Reproduce all the entries beneath this sentence exactly.
───── Supplied material ─────
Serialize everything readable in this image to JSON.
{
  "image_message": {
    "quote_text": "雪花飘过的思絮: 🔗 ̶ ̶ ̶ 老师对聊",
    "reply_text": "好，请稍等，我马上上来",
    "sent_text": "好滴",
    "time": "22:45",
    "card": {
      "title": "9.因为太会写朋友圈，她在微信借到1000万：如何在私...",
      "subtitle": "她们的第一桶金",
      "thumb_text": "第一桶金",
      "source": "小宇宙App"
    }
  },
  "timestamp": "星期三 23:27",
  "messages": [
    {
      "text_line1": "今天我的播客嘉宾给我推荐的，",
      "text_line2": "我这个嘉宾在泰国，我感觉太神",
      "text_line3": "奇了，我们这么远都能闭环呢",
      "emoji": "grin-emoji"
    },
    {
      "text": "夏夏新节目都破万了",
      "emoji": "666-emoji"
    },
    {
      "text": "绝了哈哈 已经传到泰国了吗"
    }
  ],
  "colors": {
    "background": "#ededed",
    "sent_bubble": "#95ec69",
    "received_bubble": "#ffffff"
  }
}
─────
Output below:
Serialize everything readable in this image to JSON.
{
  "image_message": {
    "quote_text": "雪花飘过的思絮: 🔗 ̶ ̶ ̶ 老师对聊",
    "reply_text": "好，请稍等，我马上上来",
    "sent_text": "好滴",
    "time": "22:45",
    "card": {
      "title": "9.因为太会写朋友圈，她在微信借到1000万：如何在私...",
      "subtitle": "她们的第一桶金",
      "thumb_text": "第一桶金",
      "source": "小宇宙App"
    }
  },
  "timestamp": "星期三 23:27",
  "messages": [
    {
      "text_line1": "今天我的播客嘉宾给我推荐的，",
      "text_line2": "我这个嘉宾在泰国，我感觉太神",
      "text_line3": "奇了，我们这么远都能闭环呢",
      "emoji": "grin-emoji"
    },
    {
      "text": "夏夏新节目都破万了",
      "emoji": "666-emoji"
    },
    {
      "text": "绝了哈哈 已经传到泰国了吗"
    }
  ],
  "colors": {
    "background": "#ededed",
    "sent_bubble": "#95ec69",
    "received_bubble": "#ffffff"
  }
}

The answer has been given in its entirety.